Introduction to Protein
Science
Architecture, Function, and Genomics
Arthur M. Lesk
Chapter 2: Genomics and Proteomics
P47-51
2008-11-10
Jeong, Da-Geum, UST
Chapter2: Genomics and Proteomics - Protein evolution
Flow of Change-----------------------------
2.Amino acid or
1.Nucleic acid
expression pattern
of protein
Selected
advantage
3.Activity of the
Protein
Disadvantage
Exception: Silent mutation
Ex: 3rd position in exons,
untranslated regions
Simplest change to a protein is the substitution of a single amino acid
Then, what is the effect on the protein structure and function?
Chapter2: Genomics and Proteomics - Protein evolution
2. Change of the Structure(folding)
1.No noticeable effect
Ex) Hemoglobin b-chain mutation
-> Robust protein to mutation

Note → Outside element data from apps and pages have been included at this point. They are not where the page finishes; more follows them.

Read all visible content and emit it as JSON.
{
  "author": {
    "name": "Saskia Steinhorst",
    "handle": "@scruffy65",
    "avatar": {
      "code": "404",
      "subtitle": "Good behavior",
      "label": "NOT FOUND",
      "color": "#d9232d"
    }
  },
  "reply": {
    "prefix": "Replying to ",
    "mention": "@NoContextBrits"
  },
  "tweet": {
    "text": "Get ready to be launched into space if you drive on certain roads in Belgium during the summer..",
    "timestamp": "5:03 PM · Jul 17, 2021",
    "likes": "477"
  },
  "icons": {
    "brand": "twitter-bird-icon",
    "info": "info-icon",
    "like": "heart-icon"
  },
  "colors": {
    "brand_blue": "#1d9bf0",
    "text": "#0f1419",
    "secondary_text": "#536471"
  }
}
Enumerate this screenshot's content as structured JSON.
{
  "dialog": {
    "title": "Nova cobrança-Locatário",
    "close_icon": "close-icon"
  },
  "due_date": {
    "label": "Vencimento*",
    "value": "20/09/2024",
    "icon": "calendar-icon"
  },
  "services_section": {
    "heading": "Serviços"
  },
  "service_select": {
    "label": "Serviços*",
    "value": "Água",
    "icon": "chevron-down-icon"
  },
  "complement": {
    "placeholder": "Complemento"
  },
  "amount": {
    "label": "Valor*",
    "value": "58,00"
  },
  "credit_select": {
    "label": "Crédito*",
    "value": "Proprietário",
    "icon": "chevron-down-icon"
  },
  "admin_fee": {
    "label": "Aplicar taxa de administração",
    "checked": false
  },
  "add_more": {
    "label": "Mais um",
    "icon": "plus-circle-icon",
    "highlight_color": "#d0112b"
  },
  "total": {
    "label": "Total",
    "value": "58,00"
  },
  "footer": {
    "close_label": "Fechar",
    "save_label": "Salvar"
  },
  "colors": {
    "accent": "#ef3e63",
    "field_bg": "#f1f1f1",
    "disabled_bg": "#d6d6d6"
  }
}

B60Val-> Glu, - rapid degraded
Ex) enzymes in closely related species
B106Leu->Arg - precipitate
Substitution of (a single)
amino acid
3.Sensitive position in the active site
Ex) Gln-> Arg substitution,
Malate dehydrogenase ->
4. Easy to aggregate->
Very serious clinical consequence
Ex) Sickle cell anaemia, Z-mutant of a1-antitrypsin
Lactate dehydrogenase
Other type of
change
1 Insertion
2 Deletion – cystic fibrosis
3 Transpositions – degraded in the ER
Chapter2: Genomics and Proteomics - Protein evolution
How do proteins develop new functions?
(1) Divergence – progressive localized changes in sequence and structure
-> initially to change in specificity
-> ultimately to changes in the nature of the reaction catalysed
(2) Recruitment – one protein is adapted
(3)‘Mixing and matching’ of domains or modular evolution
- large-scale structural changes
- Individual domain-> gain of function, modified function, different processes.
Robustness of protein structure to mutations is
a maintenance of structure in spite of the divergence of sequences
during evolution